Dataset excerpts:
BEGIN
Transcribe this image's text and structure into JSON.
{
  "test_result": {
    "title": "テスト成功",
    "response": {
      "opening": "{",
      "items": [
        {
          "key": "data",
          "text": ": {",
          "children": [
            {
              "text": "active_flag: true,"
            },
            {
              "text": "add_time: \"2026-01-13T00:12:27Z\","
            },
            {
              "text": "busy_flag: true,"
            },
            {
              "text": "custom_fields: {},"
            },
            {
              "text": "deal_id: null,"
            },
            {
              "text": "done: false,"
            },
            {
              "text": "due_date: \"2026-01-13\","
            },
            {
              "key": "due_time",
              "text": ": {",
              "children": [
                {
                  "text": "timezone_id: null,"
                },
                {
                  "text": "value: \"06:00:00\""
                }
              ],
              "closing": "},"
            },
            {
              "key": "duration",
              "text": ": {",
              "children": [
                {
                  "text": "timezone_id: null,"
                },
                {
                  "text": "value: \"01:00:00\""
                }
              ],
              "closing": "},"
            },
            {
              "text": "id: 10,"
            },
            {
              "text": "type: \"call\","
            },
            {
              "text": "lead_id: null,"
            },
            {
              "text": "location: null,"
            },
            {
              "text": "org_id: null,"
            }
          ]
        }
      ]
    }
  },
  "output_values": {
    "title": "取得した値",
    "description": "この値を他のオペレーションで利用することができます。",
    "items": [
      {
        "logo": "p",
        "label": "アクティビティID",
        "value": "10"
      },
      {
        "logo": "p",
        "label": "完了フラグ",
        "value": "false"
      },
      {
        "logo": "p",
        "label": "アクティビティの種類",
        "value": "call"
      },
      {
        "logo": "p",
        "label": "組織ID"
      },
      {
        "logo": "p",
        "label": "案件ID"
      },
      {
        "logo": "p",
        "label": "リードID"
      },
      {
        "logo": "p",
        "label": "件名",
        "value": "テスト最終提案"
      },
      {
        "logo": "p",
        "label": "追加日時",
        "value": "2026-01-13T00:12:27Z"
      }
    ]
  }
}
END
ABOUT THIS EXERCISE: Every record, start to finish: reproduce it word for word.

SOLUTION FOR THIS TASK:
Transcribe this image's text and structure into JSON.
{
  "test_result": {
    "title": "テスト成功",
    "response": {
      "opening": "{",
      "items": [
        {
          "key": "data",
          "text": ": {",
          "children": [
            {
              "text": "active_flag: true,"
            },
            {
              "text": "add_time: \"2026-01-13T00:12:27Z\","
            },
            {
              "text": "busy_flag: true,"
            },
            {
              "text": "custom_fields: {},"
            },
            {
              "text": "deal_id: null,"
            },
            {
              "text": "done: false,"
            },
            {
              "text": "due_date: \"2026-01-13\","
            },
            {
              "key": "due_time",
              "text": ": {",
              "children": [
                {
                  "text": "timezone_id: null,"
                },
                {
                  "text": "value: \"06:00:00\""
                }
              ],
              "closing": "},"
            },
            {
              "key": "duration",
              "text": ": {",
              "children": [
                {
                  "text": "timezone_id: null,"
                },
                {
                  "text": "value: \"01:00:00\""
                }
              ],
              "closing": "},"
            },
            {
              "text": "id: 10,"
            },
            {
              "text": "type: \"call\","
            },
            {
              "text": "lead_id: null,"
            },
            {
              "text": "location: null,"
            },
            {
              "text": "org_id: null,"
            }
          ]
        }
      ]
    }
  },
  "output_values": {
    "title": "取得した値",
    "description": "この値を他のオペレーションで利用することができます。",
    "items": [
      {
        "logo": "p",
        "label": "アクティビティID",
        "value": "10"
      },
      {
        "logo": "p",
        "label": "完了フラグ",
        "value": "false"
      },
      {
        "logo": "p",
        "label": "アクティビティの種類",
        "value": "call"
      },
      {
        "logo": "p",
        "label": "組織ID"
      },
      {
        "logo": "p",
        "label": "案件ID"
      },
      {
        "logo": "p",
        "label": "リードID"
      },
      {
        "logo": "p",
        "label": "件名",
        "value": "テスト最終提案"
      },
      {
        "logo": "p",
        "label": "追加日時",
        "value": "2026-01-13T00:12:27Z"
      }
    ]
  }
}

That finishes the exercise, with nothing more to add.